■ Your task: Count the lines below that include the word "Breakpoints" and write that number alone.

■ Records shown:

# # # # # # #

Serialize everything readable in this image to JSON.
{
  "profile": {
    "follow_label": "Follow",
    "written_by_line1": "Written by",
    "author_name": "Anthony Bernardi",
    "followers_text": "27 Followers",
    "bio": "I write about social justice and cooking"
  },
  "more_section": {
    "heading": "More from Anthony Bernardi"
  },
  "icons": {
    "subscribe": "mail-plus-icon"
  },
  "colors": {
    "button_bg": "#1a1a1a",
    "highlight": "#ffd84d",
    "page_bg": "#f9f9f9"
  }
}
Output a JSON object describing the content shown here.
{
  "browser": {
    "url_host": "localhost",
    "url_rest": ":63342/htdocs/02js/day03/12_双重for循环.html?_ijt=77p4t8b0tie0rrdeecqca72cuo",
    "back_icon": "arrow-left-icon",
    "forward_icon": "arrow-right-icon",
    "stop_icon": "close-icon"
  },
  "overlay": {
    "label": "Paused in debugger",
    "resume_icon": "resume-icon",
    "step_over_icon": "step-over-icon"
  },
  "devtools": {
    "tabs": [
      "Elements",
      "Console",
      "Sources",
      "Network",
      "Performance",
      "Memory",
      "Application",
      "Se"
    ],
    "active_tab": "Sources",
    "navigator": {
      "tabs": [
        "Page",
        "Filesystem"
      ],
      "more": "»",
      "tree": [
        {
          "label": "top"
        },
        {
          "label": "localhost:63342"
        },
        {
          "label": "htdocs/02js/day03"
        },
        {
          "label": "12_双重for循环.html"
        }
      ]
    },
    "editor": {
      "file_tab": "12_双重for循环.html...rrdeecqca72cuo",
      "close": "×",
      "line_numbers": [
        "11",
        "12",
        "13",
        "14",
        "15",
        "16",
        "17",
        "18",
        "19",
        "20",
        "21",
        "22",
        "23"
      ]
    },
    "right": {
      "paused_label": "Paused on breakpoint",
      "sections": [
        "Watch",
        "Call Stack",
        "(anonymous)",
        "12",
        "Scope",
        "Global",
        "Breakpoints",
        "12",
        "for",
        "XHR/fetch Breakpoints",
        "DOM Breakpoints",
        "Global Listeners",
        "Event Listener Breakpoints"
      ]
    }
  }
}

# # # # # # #

■ Solution for this task: 4